“It’s been a much more pleasant place to live in,” he said.
“We no longer have to suffer rowdy behaviour, and antisocial behaviour is more or less zero.
“We no longer need to walk around the vomit or clean it up from outside our houses.”
Paratrooper Scott Mead lives next door to Mr Davis and said it was hard to instil discipline in his two children who were forced to watch pub customers fighting and urinating in the street.
“The Albion had become a place where it was known that people could get in there,” he said. “It’s a major concern that we have got.
“It’s predominantly a Nepalese pub which is fine, but why don’t they have it in a place which has got a bit more security?”
Speaking outside the meeting, he said he was worried that a high proportion of Nepalese customers would attract ‘troublemakers’ looking to pick a fight.
He referred to one incident during the pub’s troubled past where a man was left ‘with half an ear’ during a brawl which spilled out into the street because the landlord at the time did not want it inside the pub.
“How are you going to control your customers after they leave the pub?” he asked Mr Gurung during the hearing at the council offices in Farnborough.
Mr Gurung said: “The antisocial behaviour could happen anywhere, anytime.
“Obviously everything happened in the past so let’s see what happens once the licence is granted for me.”
Chair of the committee, Councillor Martin Tennant, asked the group of residents at the meeting to tell him what restrictions they would like to see imposed on the pub’s licence, but they all agreed that there were none that would make living with the pub any easier.
“This is not a personal attack on Mr Gurung,” said Mr Mead. “There are lots of different people living on this road and we all get on.
“This is just a selfish thing from residents who don’t want to go back to how it was before.”
The application was granted with a number of conditions. No one will be permitted to enter the pub after 10pm, and no glasses or bottles can be taken outside.

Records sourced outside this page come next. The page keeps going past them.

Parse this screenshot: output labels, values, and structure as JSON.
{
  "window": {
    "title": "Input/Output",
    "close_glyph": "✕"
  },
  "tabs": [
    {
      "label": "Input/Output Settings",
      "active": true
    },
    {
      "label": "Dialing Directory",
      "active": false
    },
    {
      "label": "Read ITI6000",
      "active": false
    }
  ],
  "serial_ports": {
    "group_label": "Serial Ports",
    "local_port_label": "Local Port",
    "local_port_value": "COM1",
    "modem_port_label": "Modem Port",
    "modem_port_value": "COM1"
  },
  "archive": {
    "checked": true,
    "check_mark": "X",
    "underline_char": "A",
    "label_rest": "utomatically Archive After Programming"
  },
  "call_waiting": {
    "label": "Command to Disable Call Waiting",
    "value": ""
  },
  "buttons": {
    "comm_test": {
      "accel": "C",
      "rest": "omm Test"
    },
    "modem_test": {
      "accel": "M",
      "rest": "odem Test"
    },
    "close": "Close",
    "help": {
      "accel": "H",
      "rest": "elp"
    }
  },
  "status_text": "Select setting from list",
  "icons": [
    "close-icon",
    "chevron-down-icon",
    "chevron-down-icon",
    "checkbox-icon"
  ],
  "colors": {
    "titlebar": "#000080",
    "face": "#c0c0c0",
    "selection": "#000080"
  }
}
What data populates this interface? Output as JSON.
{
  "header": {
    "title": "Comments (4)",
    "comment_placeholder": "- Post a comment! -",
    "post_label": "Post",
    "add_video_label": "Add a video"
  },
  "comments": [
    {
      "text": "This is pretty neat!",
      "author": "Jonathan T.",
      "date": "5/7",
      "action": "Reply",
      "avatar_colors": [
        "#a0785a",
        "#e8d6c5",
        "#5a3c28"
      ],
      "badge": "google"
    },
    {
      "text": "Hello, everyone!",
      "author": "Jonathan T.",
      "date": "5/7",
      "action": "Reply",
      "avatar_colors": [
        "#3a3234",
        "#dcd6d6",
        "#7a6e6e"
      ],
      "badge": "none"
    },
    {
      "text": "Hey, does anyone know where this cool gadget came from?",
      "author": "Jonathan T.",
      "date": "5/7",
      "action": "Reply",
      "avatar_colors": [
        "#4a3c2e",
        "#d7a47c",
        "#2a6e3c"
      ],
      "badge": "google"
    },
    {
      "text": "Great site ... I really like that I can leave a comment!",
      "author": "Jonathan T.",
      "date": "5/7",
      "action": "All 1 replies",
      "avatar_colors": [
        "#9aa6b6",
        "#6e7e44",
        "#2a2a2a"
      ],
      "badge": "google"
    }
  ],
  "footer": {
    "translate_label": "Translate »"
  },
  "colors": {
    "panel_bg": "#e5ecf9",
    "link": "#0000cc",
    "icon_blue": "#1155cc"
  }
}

The smoking area will be kept at the back of the pub’s outdoor area and as far away from neighbouring homes as possible. No restrictions will be placed on the times when children can be in the pub in order to encourage a family atmosphere.